## PROBLEM DESCRIPTION
The entries that follow must be given again exactly, with the pictures excluded.
= Beginning of Section =
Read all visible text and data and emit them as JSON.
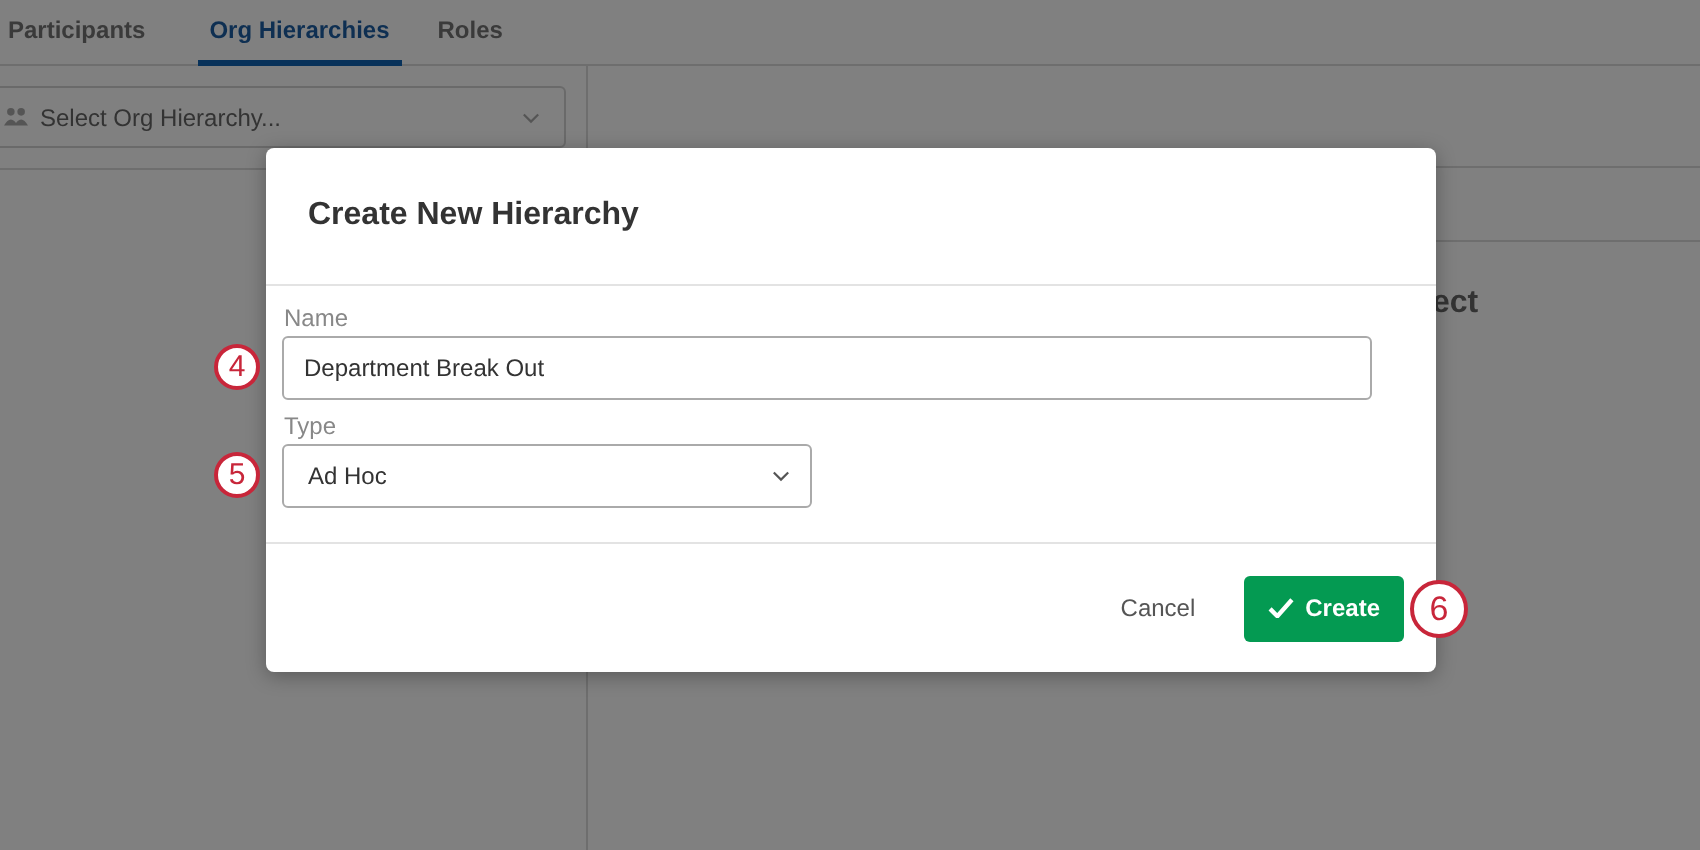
{
  "tabs": [
    {
      "label": "Participants",
      "selected": false
    },
    {
      "label": "Org Hierarchies",
      "selected": true
    },
    {
      "label": "Roles",
      "selected": false
    }
  ],
  "hierarchy_select": {
    "placeholder": "Select Org Hierarchy..."
  },
  "background_heading": "ect",
  "dialog": {
    "title": "Create New Hierarchy",
    "fields": [
      {
        "kind": "text",
        "label": "Name",
        "value": "Department Break Out",
        "step": "4"
      },
      {
        "kind": "select",
        "label": "Type",
        "value": "Ad Hoc",
        "step": "5"
      }
    ],
    "cancel": "Cancel",
    "create": "Create",
    "create_step": "6"
  }
}
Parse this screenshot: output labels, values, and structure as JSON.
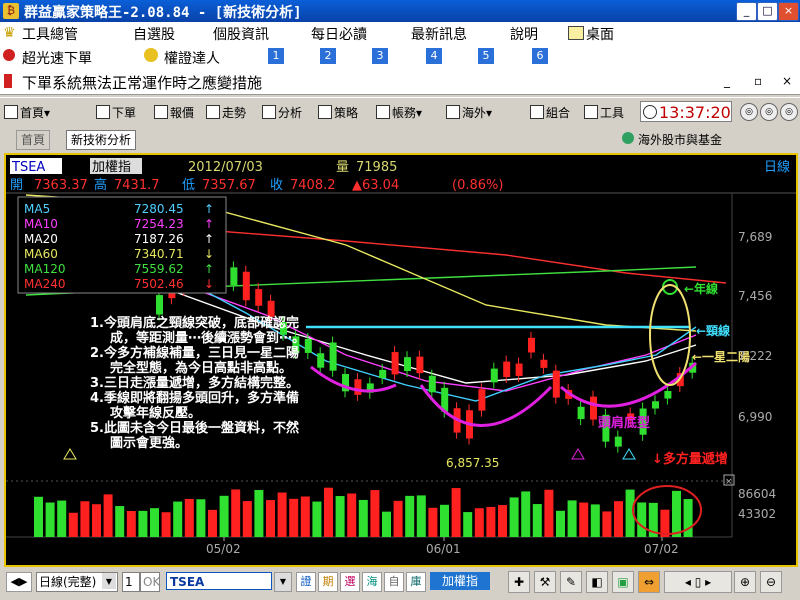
{
  "window": {
    "title": "群益贏家策略王-2.08.84 - [新技術分析]",
    "min": "_",
    "max": "□",
    "close": "×"
  },
  "menu": {
    "items": [
      "工具總管",
      "自選股",
      "個股資訊",
      "每日必讀",
      "最新訊息",
      "說明",
      "桌面"
    ]
  },
  "quickbar": {
    "fast_order": "超光速下單",
    "warrant": "權證達人",
    "nums": [
      "1",
      "2",
      "3",
      "4",
      "5",
      "6"
    ]
  },
  "notice": {
    "text": "下單系統無法正常運作時之應變措施"
  },
  "toolbar": {
    "items": [
      "首頁",
      "下單",
      "報價",
      "走勢",
      "分析",
      "策略",
      "帳務",
      "海外",
      "組合",
      "工具"
    ],
    "clock": "13:37:20",
    "window_btns": [
      "_",
      "▫",
      "×"
    ]
  },
  "tabs": {
    "home": "首頁",
    "tech": "新技術分析",
    "overseas": "海外股市與基金"
  },
  "quote": {
    "symbol": "TSEA",
    "name": "加權指",
    "date": "2012/07/03",
    "vol_label": "量",
    "vol": "71985",
    "period": "日線",
    "open_label": "開",
    "open": "7363.37",
    "high_label": "高",
    "high": "7431.7",
    "low_label": "低",
    "low": "7357.67",
    "close_label": "收",
    "close": "7408.2",
    "change": "▲63.04",
    "pct": "(0.86%)"
  },
  "ma_legend": [
    {
      "name": "MA5",
      "value": "7280.45",
      "arrow": "↑",
      "color": "#4fd0ff"
    },
    {
      "name": "MA10",
      "value": "7254.23",
      "arrow": "↑",
      "color": "#ff40ff"
    },
    {
      "name": "MA20",
      "value": "7187.26",
      "arrow": "↑",
      "color": "#ffffff"
    },
    {
      "name": "MA60",
      "value": "7340.71",
      "arrow": "↓",
      "color": "#e8e860"
    },
    {
      "name": "MA120",
      "value": "7559.62",
      "arrow": "↑",
      "color": "#40e040"
    },
    {
      "name": "MA240",
      "value": "7502.46",
      "arrow": "↓",
      "color": "#ff3030"
    }
  ],
  "price_axis": [
    "7,689",
    "7,456",
    "7,222",
    "6,990"
  ],
  "vol_axis": [
    "86604",
    "43302"
  ],
  "x_axis": [
    "05/02",
    "06/01",
    "07/02"
  ],
  "low_label": "6,857.35",
  "annotations": {
    "notes": [
      "1.今頭肩底之頸線突破，底部確認完成，等距測量⋯後續漲勢會到⋯。",
      "2.今多方補線補量，三日見一星二陽完全型態，為今日高點非高點。",
      "3.三日走漲量遞增，多方結構完整。",
      "4.季線即將翻揚多頭回升，多方準備攻擊年線反壓。",
      "5.此圖未含今日最後一盤資料，不然圖示會更強。"
    ],
    "year_line": "←年線",
    "neck_line": "←頸線",
    "star": "←一星二陽",
    "head_shoulder": "頭肩底型",
    "vol_up": "↓多方量遞增"
  },
  "bottom": {
    "period_select": "日線(完整)",
    "one": "1",
    "ok": "OK",
    "code": "TSEA",
    "btns": [
      "證",
      "期",
      "選",
      "海",
      "自",
      "庫"
    ],
    "index_label": "加權指"
  }
}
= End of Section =
## ANSWER AREA
Read all visible text and data and emit them as JSON.
{
  "tabs": [
    {
      "label": "Participants",
      "selected": false
    },
    {
      "label": "Org Hierarchies",
      "selected": true
    },
    {
      "label": "Roles",
      "selected": false
    }
  ],
  "hierarchy_select": {
    "placeholder": "Select Org Hierarchy..."
  },
  "background_heading": "ect",
  "dialog": {
    "title": "Create New Hierarchy",
    "fields": [
      {
        "kind": "text",
        "label": "Name",
        "value": "Department Break Out",
        "step": "4"
      },
      {
        "kind": "select",
        "label": "Type",
        "value": "Ad Hoc",
        "step": "5"
      }
    ],
    "cancel": "Cancel",
    "create": "Create",
    "create_step": "6"
  }
}
Parse this screenshot: output labels, values, and structure as JSON.
{
  "window": {
    "title": "群益贏家策略王-2.08.84 - [新技術分析]",
    "min": "_",
    "max": "□",
    "close": "×"
  },
  "menu": {
    "items": [
      "工具總管",
      "自選股",
      "個股資訊",
      "每日必讀",
      "最新訊息",
      "說明",
      "桌面"
    ]
  },
  "quickbar": {
    "fast_order": "超光速下單",
    "warrant": "權證達人",
    "nums": [
      "1",
      "2",
      "3",
      "4",
      "5",
      "6"
    ]
  },
  "notice": {
    "text": "下單系統無法正常運作時之應變措施"
  },
  "toolbar": {
    "items": [
      "首頁",
      "下單",
      "報價",
      "走勢",
      "分析",
      "策略",
      "帳務",
      "海外",
      "組合",
      "工具"
    ],
    "clock": "13:37:20",
    "window_btns": [
      "_",
      "▫",
      "×"
    ]
  },
  "tabs": {
    "home": "首頁",
    "tech": "新技術分析",
    "overseas": "海外股市與基金"
  },
  "quote": {
    "symbol": "TSEA",
    "name": "加權指",
    "date": "2012/07/03",
    "vol_label": "量",
    "vol": "71985",
    "period": "日線",
    "open_label": "開",
    "open": "7363.37",
    "high_label": "高",
    "high": "7431.7",
    "low_label": "低",
    "low": "7357.67",
    "close_label": "收",
    "close": "7408.2",
    "change": "▲63.04",
    "pct": "(0.86%)"
  },
  "ma_legend": [
    {
      "name": "MA5",
      "value": "7280.45",
      "arrow": "↑",
      "color": "#4fd0ff"
    },
    {
      "name": "MA10",
      "value": "7254.23",
      "arrow": "↑",
      "color": "#ff40ff"
    },
    {
      "name": "MA20",
      "value": "7187.26",
      "arrow": "↑",
      "color": "#ffffff"
    },
    {
      "name": "MA60",
      "value": "7340.71",
      "arrow": "↓",
      "color": "#e8e860"
    },
    {
      "name": "MA120",
      "value": "7559.62",
      "arrow": "↑",
      "color": "#40e040"
    },
    {
      "name": "MA240",
      "value": "7502.46",
      "arrow": "↓",
      "color": "#ff3030"
    }
  ],
  "price_axis": [
    "7,689",
    "7,456",
    "7,222",
    "6,990"
  ],
  "vol_axis": [
    "86604",
    "43302"
  ],
  "x_axis": [
    "05/02",
    "06/01",
    "07/02"
  ],
  "low_label": "6,857.35",
  "annotations": {
    "notes": [
      "1.今頭肩底之頸線突破，底部確認完成，等距測量⋯後續漲勢會到⋯。",
      "2.今多方補線補量，三日見一星二陽完全型態，為今日高點非高點。",
      "3.三日走漲量遞增，多方結構完整。",
      "4.季線即將翻揚多頭回升，多方準備攻擊年線反壓。",
      "5.此圖未含今日最後一盤資料，不然圖示會更強。"
    ],
    "year_line": "←年線",
    "neck_line": "←頸線",
    "star": "←一星二陽",
    "head_shoulder": "頭肩底型",
    "vol_up": "↓多方量遞增"
  },
  "bottom": {
    "period_select": "日線(完整)",
    "one": "1",
    "ok": "OK",
    "code": "TSEA",
    "btns": [
      "證",
      "期",
      "選",
      "海",
      "自",
      "庫"
    ],
    "index_label": "加權指"
  }
}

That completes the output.